**What you are asked to do**
Each line of the records below that includes "this" adds one to the count; state the final count by itself.

====

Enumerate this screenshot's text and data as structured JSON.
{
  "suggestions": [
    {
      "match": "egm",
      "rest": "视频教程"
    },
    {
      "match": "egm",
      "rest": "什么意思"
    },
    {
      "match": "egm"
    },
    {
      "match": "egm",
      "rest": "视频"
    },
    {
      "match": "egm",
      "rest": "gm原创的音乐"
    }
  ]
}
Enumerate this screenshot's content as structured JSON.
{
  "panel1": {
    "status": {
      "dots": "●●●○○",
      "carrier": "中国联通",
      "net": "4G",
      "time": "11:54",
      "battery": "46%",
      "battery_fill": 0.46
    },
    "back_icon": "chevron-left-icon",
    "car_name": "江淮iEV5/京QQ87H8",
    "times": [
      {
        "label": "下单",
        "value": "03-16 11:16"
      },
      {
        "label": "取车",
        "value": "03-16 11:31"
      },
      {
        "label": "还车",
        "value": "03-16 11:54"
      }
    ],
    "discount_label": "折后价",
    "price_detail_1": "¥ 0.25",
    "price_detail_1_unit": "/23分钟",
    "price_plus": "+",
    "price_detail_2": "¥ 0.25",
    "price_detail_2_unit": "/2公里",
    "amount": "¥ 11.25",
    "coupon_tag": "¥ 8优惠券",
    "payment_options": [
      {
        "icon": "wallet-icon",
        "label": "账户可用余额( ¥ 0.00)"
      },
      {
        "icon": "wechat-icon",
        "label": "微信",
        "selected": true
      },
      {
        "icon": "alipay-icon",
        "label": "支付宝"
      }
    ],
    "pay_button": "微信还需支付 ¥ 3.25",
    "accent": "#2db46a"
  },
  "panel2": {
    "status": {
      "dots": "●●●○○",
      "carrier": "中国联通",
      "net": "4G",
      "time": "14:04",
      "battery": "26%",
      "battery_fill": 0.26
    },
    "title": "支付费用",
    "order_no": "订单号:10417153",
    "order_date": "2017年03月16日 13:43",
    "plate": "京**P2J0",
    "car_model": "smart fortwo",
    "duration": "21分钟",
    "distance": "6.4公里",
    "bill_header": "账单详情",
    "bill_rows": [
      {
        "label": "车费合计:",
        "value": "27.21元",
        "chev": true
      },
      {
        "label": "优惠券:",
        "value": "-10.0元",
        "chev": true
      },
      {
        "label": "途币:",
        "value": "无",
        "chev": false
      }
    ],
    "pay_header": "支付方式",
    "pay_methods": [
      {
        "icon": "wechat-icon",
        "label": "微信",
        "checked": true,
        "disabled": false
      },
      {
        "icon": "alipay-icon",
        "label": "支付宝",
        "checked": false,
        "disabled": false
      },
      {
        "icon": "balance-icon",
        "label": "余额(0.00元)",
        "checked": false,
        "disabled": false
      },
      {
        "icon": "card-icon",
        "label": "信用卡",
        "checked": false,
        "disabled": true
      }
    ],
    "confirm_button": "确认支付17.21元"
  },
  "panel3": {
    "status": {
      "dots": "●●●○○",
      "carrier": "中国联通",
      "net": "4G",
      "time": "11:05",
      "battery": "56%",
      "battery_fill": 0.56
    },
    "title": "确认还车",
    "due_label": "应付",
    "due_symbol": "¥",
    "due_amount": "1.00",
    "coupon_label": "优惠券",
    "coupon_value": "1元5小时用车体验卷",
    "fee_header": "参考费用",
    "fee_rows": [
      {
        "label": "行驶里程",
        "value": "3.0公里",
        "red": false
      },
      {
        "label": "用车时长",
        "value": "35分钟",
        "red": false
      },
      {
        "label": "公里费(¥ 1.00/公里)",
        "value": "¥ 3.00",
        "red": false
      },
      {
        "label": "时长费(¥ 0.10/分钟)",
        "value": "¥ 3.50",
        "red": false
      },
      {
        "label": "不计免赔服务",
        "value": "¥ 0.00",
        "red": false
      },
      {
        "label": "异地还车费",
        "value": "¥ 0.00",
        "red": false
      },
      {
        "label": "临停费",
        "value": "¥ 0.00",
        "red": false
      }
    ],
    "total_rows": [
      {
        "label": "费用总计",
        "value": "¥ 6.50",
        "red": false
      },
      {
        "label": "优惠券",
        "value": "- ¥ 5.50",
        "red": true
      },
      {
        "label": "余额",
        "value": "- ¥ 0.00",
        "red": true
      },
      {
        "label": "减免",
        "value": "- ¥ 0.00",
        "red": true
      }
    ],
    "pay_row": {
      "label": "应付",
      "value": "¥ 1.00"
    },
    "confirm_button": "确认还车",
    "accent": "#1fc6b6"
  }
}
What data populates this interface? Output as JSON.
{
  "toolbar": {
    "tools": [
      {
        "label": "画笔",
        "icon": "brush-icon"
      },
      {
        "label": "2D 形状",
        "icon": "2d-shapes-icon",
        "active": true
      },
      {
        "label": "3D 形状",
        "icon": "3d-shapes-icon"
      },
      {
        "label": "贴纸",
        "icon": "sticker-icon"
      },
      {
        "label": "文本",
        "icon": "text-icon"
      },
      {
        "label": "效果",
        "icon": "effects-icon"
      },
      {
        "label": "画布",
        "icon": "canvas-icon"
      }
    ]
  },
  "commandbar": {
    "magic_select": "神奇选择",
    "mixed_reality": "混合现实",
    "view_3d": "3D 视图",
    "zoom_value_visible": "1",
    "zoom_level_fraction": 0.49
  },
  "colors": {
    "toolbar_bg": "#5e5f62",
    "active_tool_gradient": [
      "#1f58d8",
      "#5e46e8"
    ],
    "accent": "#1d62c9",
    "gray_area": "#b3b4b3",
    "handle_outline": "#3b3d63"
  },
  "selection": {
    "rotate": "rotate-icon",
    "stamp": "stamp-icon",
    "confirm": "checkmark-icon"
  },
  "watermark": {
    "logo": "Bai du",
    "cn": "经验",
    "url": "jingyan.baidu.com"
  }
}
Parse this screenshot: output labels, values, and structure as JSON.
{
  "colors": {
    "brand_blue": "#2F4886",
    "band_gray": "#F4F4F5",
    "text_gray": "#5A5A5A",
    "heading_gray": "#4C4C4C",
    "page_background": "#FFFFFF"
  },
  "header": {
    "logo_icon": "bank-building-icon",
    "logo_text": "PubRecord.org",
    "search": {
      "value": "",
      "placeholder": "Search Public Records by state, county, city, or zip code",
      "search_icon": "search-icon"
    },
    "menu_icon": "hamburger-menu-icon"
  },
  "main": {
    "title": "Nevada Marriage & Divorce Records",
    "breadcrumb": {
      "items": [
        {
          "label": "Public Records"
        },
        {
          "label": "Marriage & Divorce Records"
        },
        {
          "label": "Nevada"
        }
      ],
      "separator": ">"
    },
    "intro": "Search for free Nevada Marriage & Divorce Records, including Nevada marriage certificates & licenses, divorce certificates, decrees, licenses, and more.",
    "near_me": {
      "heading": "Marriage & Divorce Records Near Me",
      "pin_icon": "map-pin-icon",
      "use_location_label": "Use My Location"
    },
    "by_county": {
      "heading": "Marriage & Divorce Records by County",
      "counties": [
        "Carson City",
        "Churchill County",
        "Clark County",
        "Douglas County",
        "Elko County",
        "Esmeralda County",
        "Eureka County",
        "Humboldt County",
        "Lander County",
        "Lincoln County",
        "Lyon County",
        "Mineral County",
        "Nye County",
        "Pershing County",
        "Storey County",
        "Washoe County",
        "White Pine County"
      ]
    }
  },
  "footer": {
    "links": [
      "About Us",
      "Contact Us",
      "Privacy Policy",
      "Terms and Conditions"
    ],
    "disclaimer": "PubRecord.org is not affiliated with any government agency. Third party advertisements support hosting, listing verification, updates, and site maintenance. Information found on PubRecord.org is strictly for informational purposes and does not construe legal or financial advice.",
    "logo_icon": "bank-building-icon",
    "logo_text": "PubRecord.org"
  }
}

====

**Solved problem**
4